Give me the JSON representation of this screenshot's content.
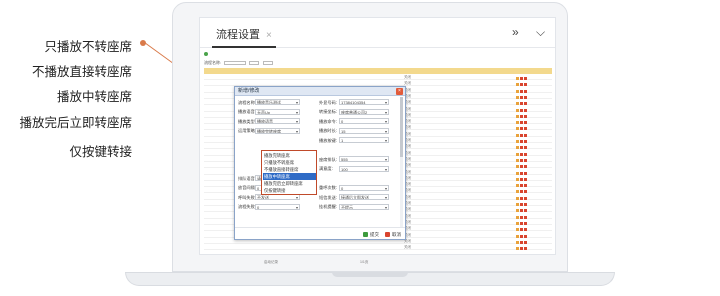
{
  "callouts": [
    {
      "label": "只播放不转座席"
    },
    {
      "label": "不播放直接转座席"
    },
    {
      "label": "播放中转座席"
    },
    {
      "label": "播放完后立即转座席"
    },
    {
      "label": "仅按键转接"
    }
  ],
  "colors": {
    "accent": "#d97a4a",
    "header_row": "#f3d98d",
    "selected": "#2f6bc6",
    "dropdown_border": "#c04a2a"
  },
  "app": {
    "tab_label": "流程设置",
    "tab_close": "×",
    "header_icons": [
      "double-chevron-right-icon",
      "chevron-down-icon"
    ],
    "header_icon_glyphs": [
      "»",
      "⌵"
    ]
  },
  "modal": {
    "title": "新增/修改",
    "fields": [
      {
        "label": "流程名称:",
        "value": "播放音乐测试"
      },
      {
        "label": "外显号码:",
        "value": "17384104354"
      },
      {
        "label": "播放语音:",
        "value": "无声Up"
      },
      {
        "label": "转接坐标:",
        "value": "座席普通公司2"
      },
      {
        "label": "播放类型:",
        "value": "播放语音"
      },
      {
        "label": "播放命令:",
        "value": "0"
      },
      {
        "label": "运用策略:",
        "value": "播放完转座席"
      },
      {
        "label": "播放时长:",
        "value": "15"
      },
      {
        "label": "播放按键:",
        "value": "1"
      },
      {
        "label": "座席排队:",
        "value": "555"
      },
      {
        "label": "满意度:",
        "value": "100"
      },
      {
        "label": "排队语音:",
        "value": "请通告语音"
      },
      {
        "label": "放音间隔:",
        "value": "0"
      },
      {
        "label": "重呼次数:",
        "value": "0"
      },
      {
        "label": "呼叫失败:",
        "value": "不发送"
      },
      {
        "label": "短信发送:",
        "value": "接通后立即发送"
      },
      {
        "label": "流程失败:",
        "value": "0"
      },
      {
        "label": "挂机提醒:",
        "value": "不提示"
      }
    ],
    "submit_label": "提交",
    "cancel_label": "取消"
  },
  "dropdown": {
    "options": [
      {
        "label": "播放完转座席",
        "selected": false
      },
      {
        "label": "只播放不转座席",
        "selected": false
      },
      {
        "label": "不播放直接转座席",
        "selected": false
      },
      {
        "label": "播放中转座席",
        "selected": true
      },
      {
        "label": "播放完后立即转座席",
        "selected": false
      },
      {
        "label": "仅按键转接",
        "selected": false
      }
    ]
  },
  "mini_page": {
    "filter_label": "流程名称:",
    "search_label": "查询",
    "reset_label": "重置",
    "footer_left": "启动记录",
    "footer_mid": "1/1页",
    "row_status": "关闭",
    "row_actions": [
      "编辑",
      "删除",
      "复制"
    ]
  }
}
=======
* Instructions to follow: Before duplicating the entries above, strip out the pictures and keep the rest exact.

* Task output:
Give me the JSON representation of this screenshot's content.
{
  "callouts": [
    {
      "label": "只播放不转座席"
    },
    {
      "label": "不播放直接转座席"
    },
    {
      "label": "播放中转座席"
    },
    {
      "label": "播放完后立即转座席"
    },
    {
      "label": "仅按键转接"
    }
  ],
  "colors": {
    "accent": "#d97a4a",
    "header_row": "#f3d98d",
    "selected": "#2f6bc6",
    "dropdown_border": "#c04a2a"
  },
  "app": {
    "tab_label": "流程设置",
    "tab_close": "×",
    "header_icons": [
      "double-chevron-right-icon",
      "chevron-down-icon"
    ],
    "header_icon_glyphs": [
      "»",
      "⌵"
    ]
  },
  "modal": {
    "title": "新增/修改",
    "fields": [
      {
        "label": "流程名称:",
        "value": "播放音乐测试"
      },
      {
        "label": "外显号码:",
        "value": "17384104354"
      },
      {
        "label": "播放语音:",
        "value": "无声Up"
      },
      {
        "label": "转接坐标:",
        "value": "座席普通公司2"
      },
      {
        "label": "播放类型:",
        "value": "播放语音"
      },
      {
        "label": "播放命令:",
        "value": "0"
      },
      {
        "label": "运用策略:",
        "value": "播放完转座席"
      },
      {
        "label": "播放时长:",
        "value": "15"
      },
      {
        "label": "播放按键:",
        "value": "1"
      },
      {
        "label": "座席排队:",
        "value": "555"
      },
      {
        "label": "满意度:",
        "value": "100"
      },
      {
        "label": "排队语音:",
        "value": "请通告语音"
      },
      {
        "label": "放音间隔:",
        "value": "0"
      },
      {
        "label": "重呼次数:",
        "value": "0"
      },
      {
        "label": "呼叫失败:",
        "value": "不发送"
      },
      {
        "label": "短信发送:",
        "value": "接通后立即发送"
      },
      {
        "label": "流程失败:",
        "value": "0"
      },
      {
        "label": "挂机提醒:",
        "value": "不提示"
      }
    ],
    "submit_label": "提交",
    "cancel_label": "取消"
  },
  "dropdown": {
    "options": [
      {
        "label": "播放完转座席",
        "selected": false
      },
      {
        "label": "只播放不转座席",
        "selected": false
      },
      {
        "label": "不播放直接转座席",
        "selected": false
      },
      {
        "label": "播放中转座席",
        "selected": true
      },
      {
        "label": "播放完后立即转座席",
        "selected": false
      },
      {
        "label": "仅按键转接",
        "selected": false
      }
    ]
  },
  "mini_page": {
    "filter_label": "流程名称:",
    "search_label": "查询",
    "reset_label": "重置",
    "footer_left": "启动记录",
    "footer_mid": "1/1页",
    "row_status": "关闭",
    "row_actions": [
      "编辑",
      "删除",
      "复制"
    ]
  }
}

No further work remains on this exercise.